Apoptosis is a type of cell death in which the cell uses specialized cellular machinery to kill itself; a cell suicide mechanism that enables metazoans to control cell number and eliminate damaged cells. Apoptosis is a naturally occurring process in the human body. The role of Apoptosis in treating cancer is significant. It is also known as programmed cell death. It is one way through which the development of cancer could be prevented. That is via the death of infected cells. A cell that becomes mutated or damaged will first tempt to repair the damage. If that is not possible the cells will commit the cellular version of suicide. Apoptosis can lead to the breakdown of the parts and the death of the cell. Cancerous cells will lose the spiracle capability and will continue to divide. This can lead to the accumulation of cells that can become more and more abnormal. Many cells in our body endure PCD (programmed cell death), or apoptosis, during fetal development. Apoptosis also may occur when a cell becomes damaged or deregulated thereby killing the damaged cells if irreparable. When functioning properly, the apoptosis induced can fight cancer by getting rid of the cancer cells.
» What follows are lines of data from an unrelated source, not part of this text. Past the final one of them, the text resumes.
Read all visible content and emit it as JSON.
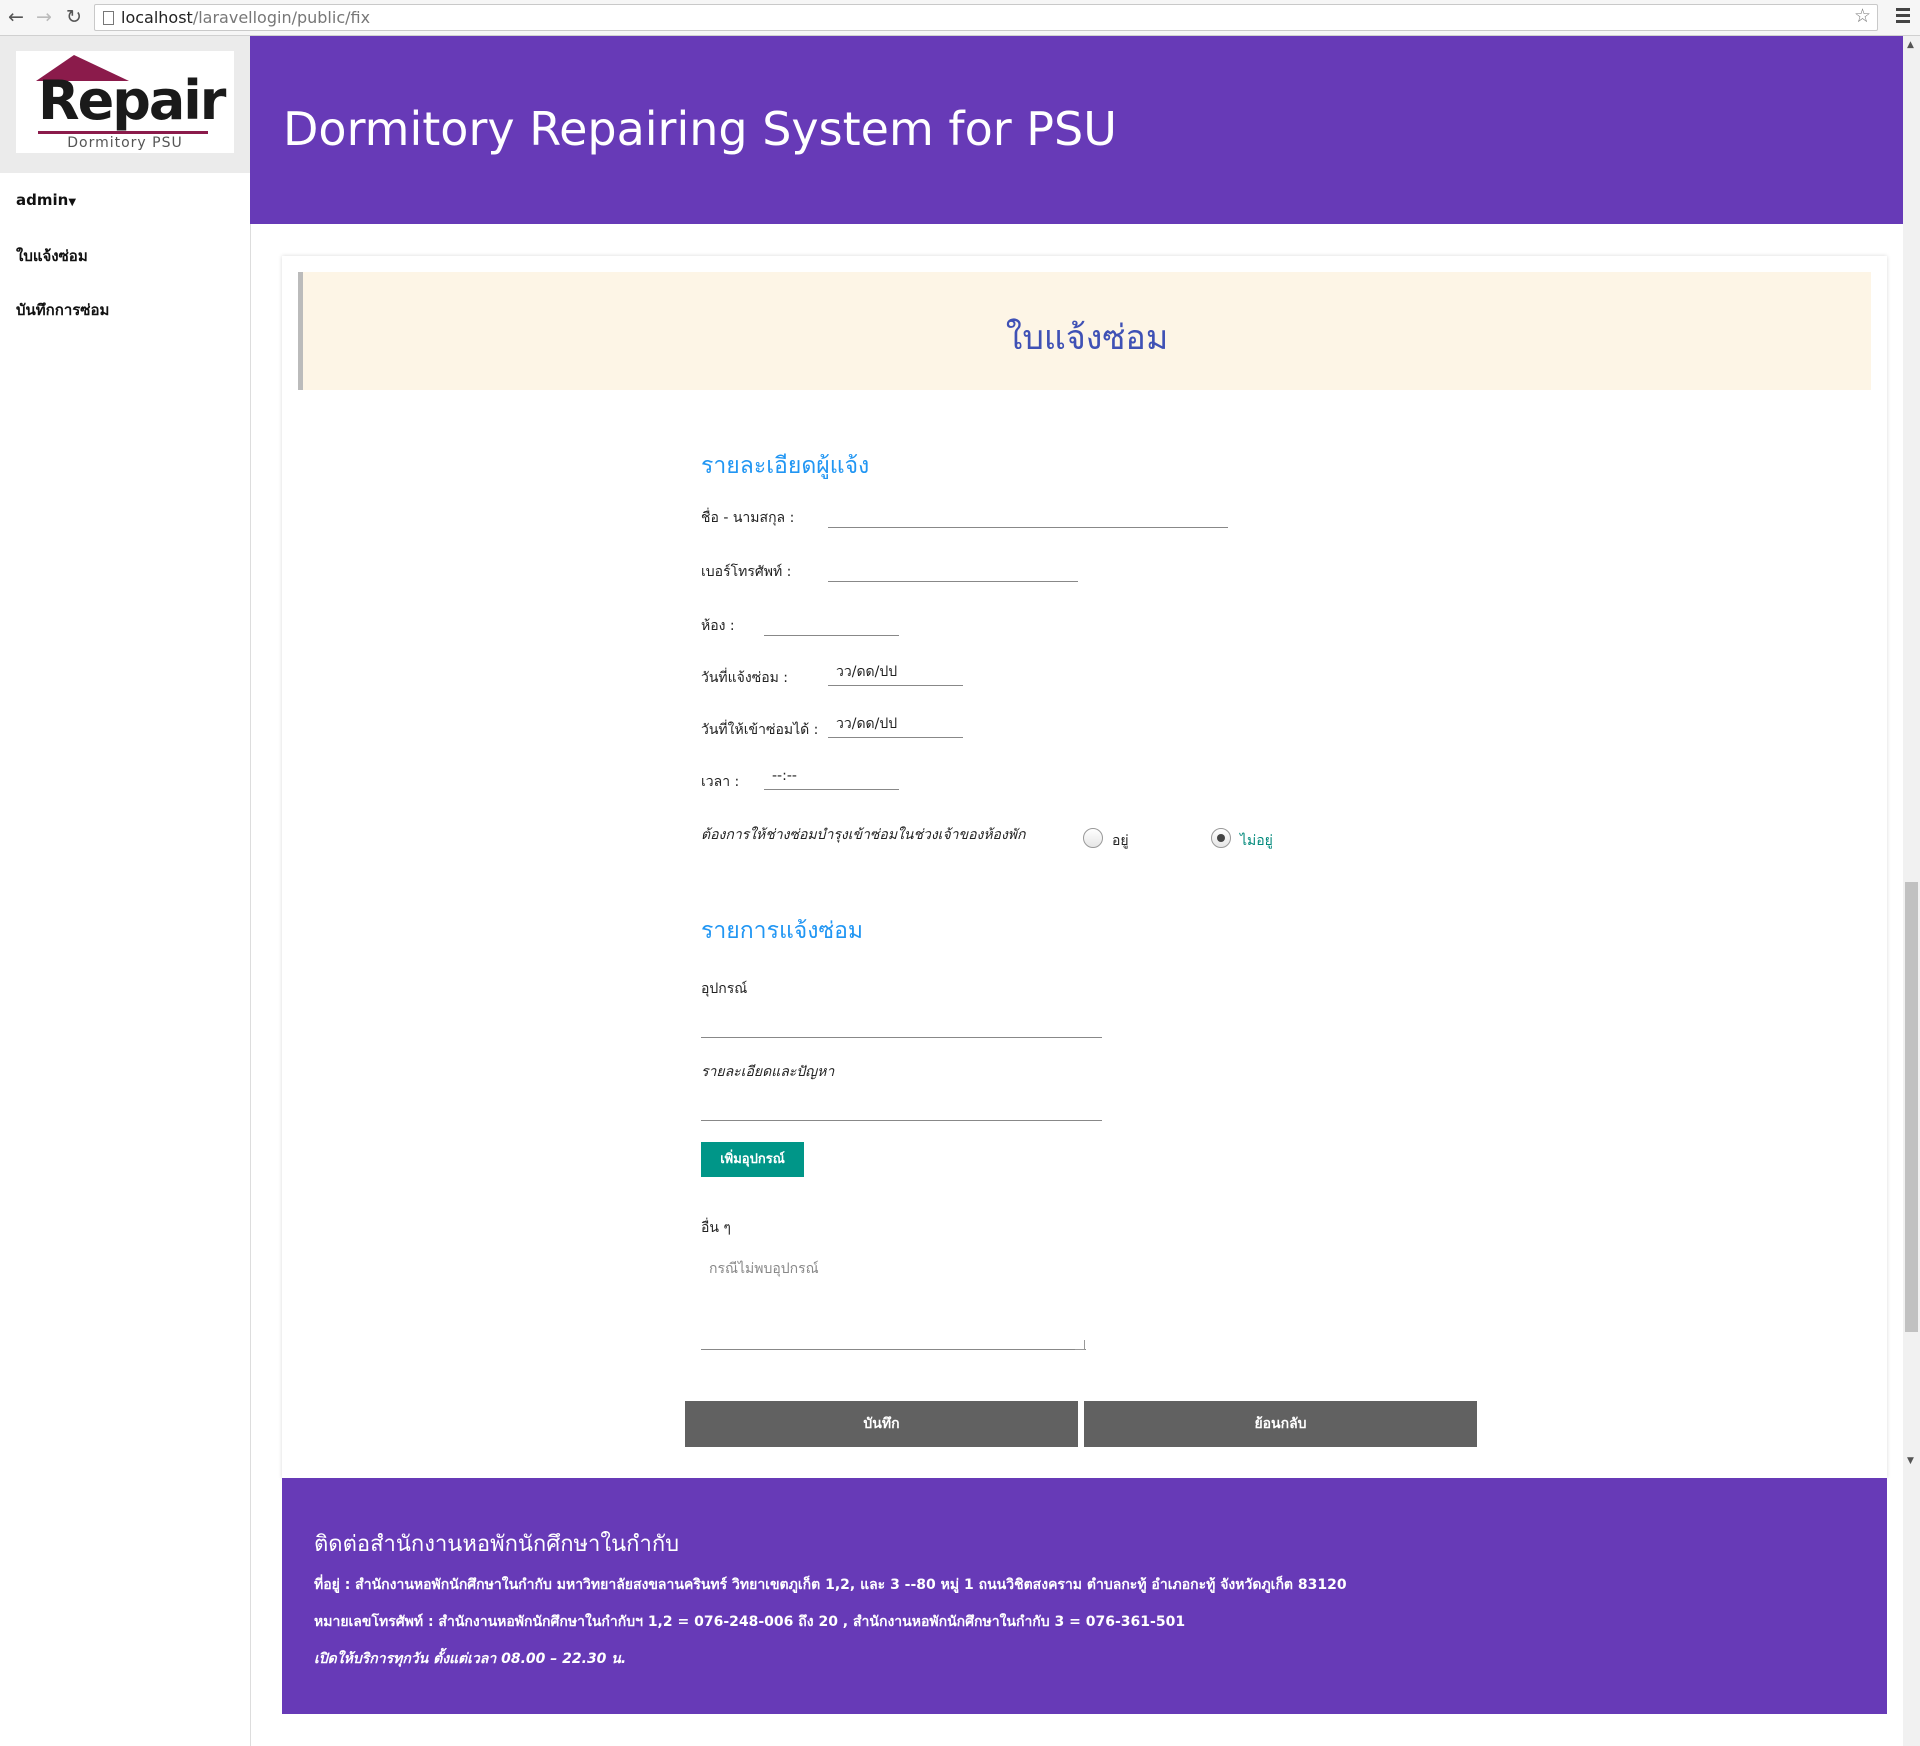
{
  "browser": {
    "url_host": "localhost",
    "url_path": "/laravellogin/public/fix"
  },
  "logo": {
    "word": "Repair",
    "subtitle": "Dormitory PSU"
  },
  "sidebar": {
    "user": "admin",
    "items": [
      {
        "label": "ใบแจ้งซ่อม"
      },
      {
        "label": "บันทึกการซ่อม"
      }
    ]
  },
  "header": {
    "title": "Dormitory Repairing System for PSU"
  },
  "form": {
    "banner_title": "ใบแจ้งซ่อม",
    "section1_title": "รายละเอียดผู้แจ้ง",
    "name_label": "ชื่อ - นามสกุล :",
    "phone_label": "เบอร์โทรศัพท์ :",
    "room_label": "ห้อง :",
    "report_date_label": "วันที่แจ้งซ่อม :",
    "report_date_value": "วว/ดด/ปป",
    "access_date_label": "วันที่ให้เข้าซ่อมได้ :",
    "access_date_value": "วว/ดด/ปป",
    "time_label": "เวลา :",
    "time_value": "--:--",
    "presence_question": "ต้องการให้ช่างซ่อมบำรุงเข้าซ่อมในช่วงเจ้าของห้องพัก",
    "presence_options": [
      {
        "label": "อยู่",
        "selected": false
      },
      {
        "label": "ไม่อยู่",
        "selected": true
      }
    ],
    "section2_title": "รายการแจ้งซ่อม",
    "equipment_label": "อุปกรณ์",
    "detail_label": "รายละเอียดและปัญหา",
    "add_button": "เพิ่มอุปกรณ์",
    "other_label": "อื่น ๆ",
    "other_placeholder": "กรณีไม่พบอุปกรณ์",
    "save_button": "บันทึก",
    "back_button": "ย้อนกลับ"
  },
  "footer": {
    "title": "ติดต่อสำนักงานหอพักนักศึกษาในกำกับ",
    "address": "ที่อยู่ : สำนักงานหอพักนักศึกษาในกำกับ มหาวิทยาลัยสงขลานครินทร์ วิทยาเขตภูเก็ต 1,2, และ 3 --80 หมู่ 1 ถนนวิชิตสงคราม ตำบลกะทู้ อำเภอกะทู้ จังหวัดภูเก็ต 83120",
    "phone": "หมายเลขโทรศัพท์ : สำนักงานหอพักนักศึกษาในกำกับฯ 1,2 = 076-248-006 ถึง 20 , สำนักงานหอพักนักศึกษาในกำกับ 3 = 076-361-501",
    "hours": "เปิดให้บริการทุกวัน ตั้งแต่เวลา 08.00 – 22.30 น."
  },
  "colors": {
    "header": "#673ab7",
    "banner": "#fdf5e6",
    "accent_title": "#3f51b5",
    "section_title": "#2196f3",
    "add_button": "#009688",
    "action_button": "#616161"
  }
}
There are a few types of cancers that persist as a result of a cell's inability to undergo apoptosis. Defective apoptosis (programmed cell death) does the reverse of what healthy apoptosis could do in treating cancer. It represents a major causative factor in the development and progression of cancer. After a series of research being done, it is now clear that Apoptosis can help to destroy the cancerous cells. However, the fact cannot be denied that some oncogenic mutations disrupt apoptosis, leading to tumor initiation, progression or metastasis. Thus it is very important to take suitable care to understand how apoptosis can provide new possibilities for diagnosing and treating cancer.